- Only about 20 to 30 percent of people with hepatitis C will develop signs and symptoms of the virus soon after being infected. Some people learn of it only after years when developing severe health issues.
- There’s currently no vaccine that can prevent hepatitis C.
About 70 to 80 percent of people who become infected with acute hepatitis C do not show any symptoms at first. When symptoms appear it usually happens 4-12 weeks after infection. Symptoms are generally mild and vague, and may include fatigue, nausea and vomiting, fever, muscle or joint pains, abdominal pain, decreased appetite and weight loss. Jaundice, dark urine, and clay-coloured stools may also occur.
About 80% of those exposed to the virus develop a chronic infection over several years. Chronic hepatitis C can be associated with fatigue and mild cognitive symptoms and may lead to cirrhosis and liver cancer.
Long-term health risks
Without proper treatment 75 to 85 percent of people with hepatitis C develop a chronic infection, which can last a lifetime. Chronic hepatitis C can lead to hepatitis C–related complications, including chronic liver disease, cirrhosis, and liver cancer.

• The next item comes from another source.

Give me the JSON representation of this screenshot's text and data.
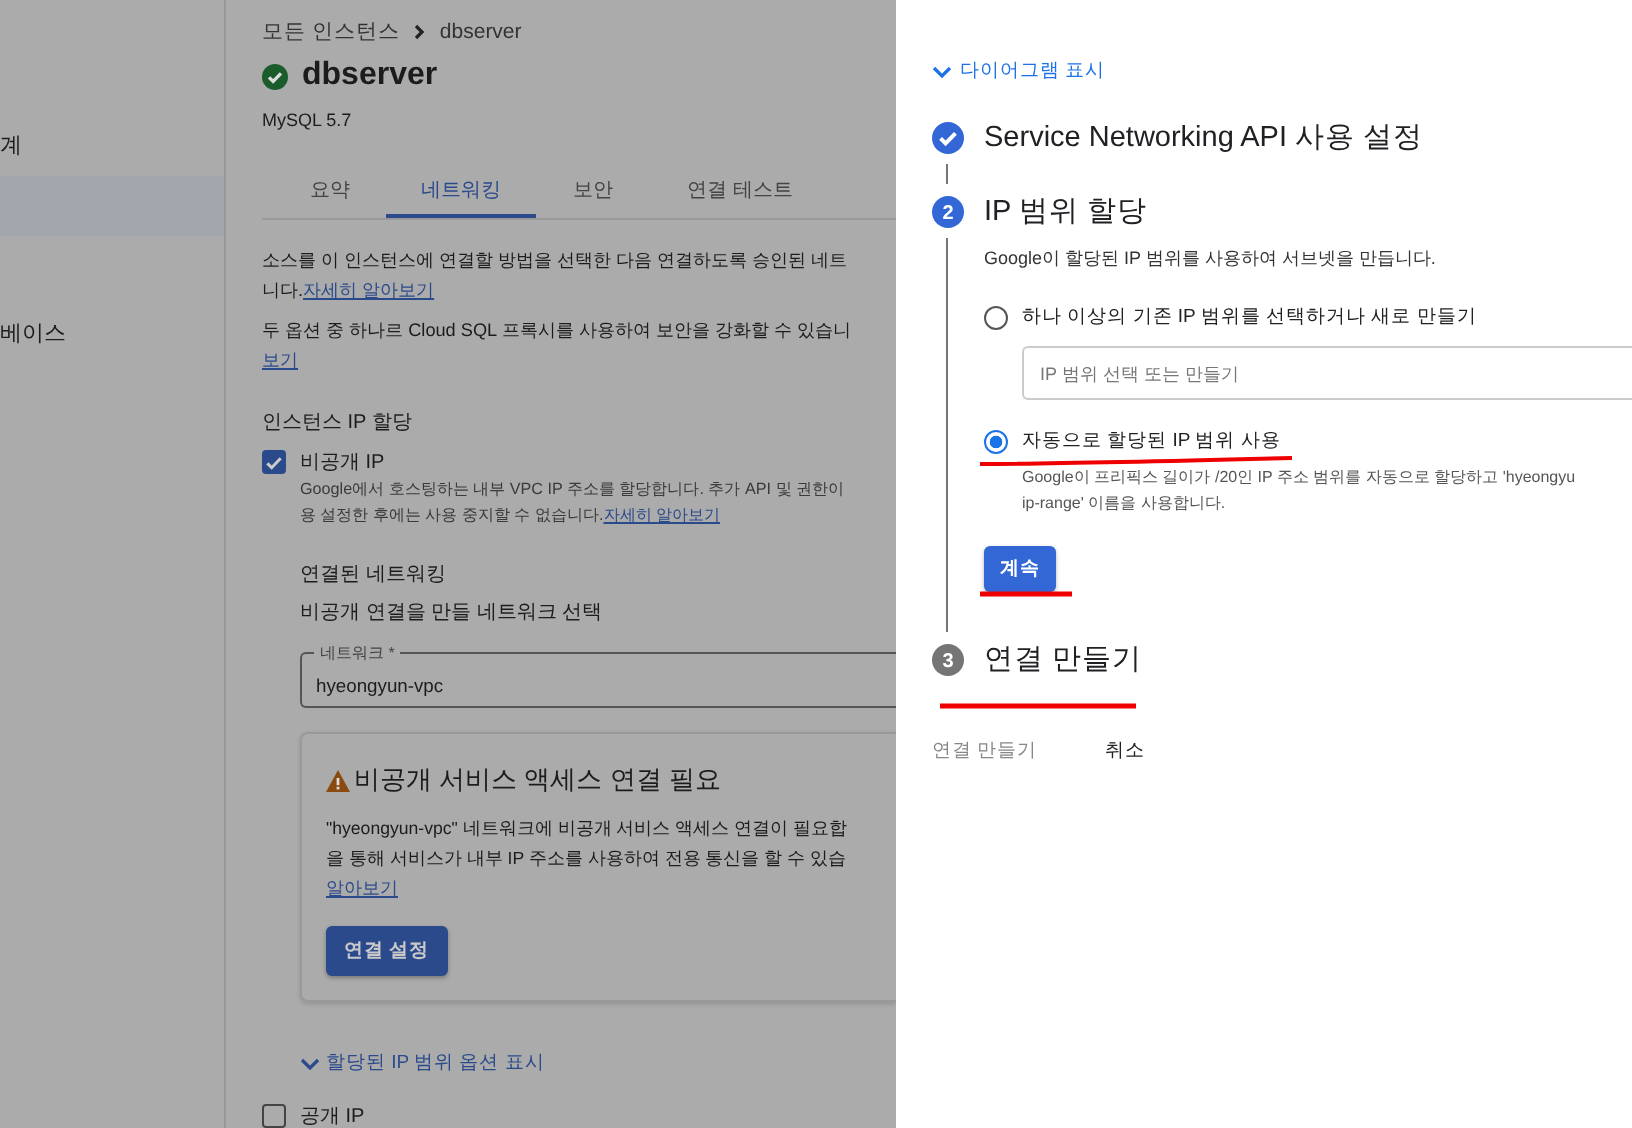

A variety of well-performing antiviral medications are available for the treatment of hepatitis C. Various combinations are available depending on the individual course of the disease.
More than 90% of people with chronic infection can be cured when treated with medications.
According to Federal Office of Health in Switzerland, about 0.5 % of the population are infected with the hepatitis C virus, while worldwide figures average around 1 %. The number of people reported with acute hepatitis C has remained stable in Switzerland since 2006; about 50 new cases are reported each year. The share of men is consistently high, amounting to around 70 %; young adults 20 to 39 years old are also affected to a significant degree (about 60 to 65 % of cases). The majority of newly diagnosed infections can be traced back to intravenous drug use, but there is a non-negligible number of transmissions through sexual intercourse.
Because of the lack of symptoms, only testing after risk contact will bring clarity.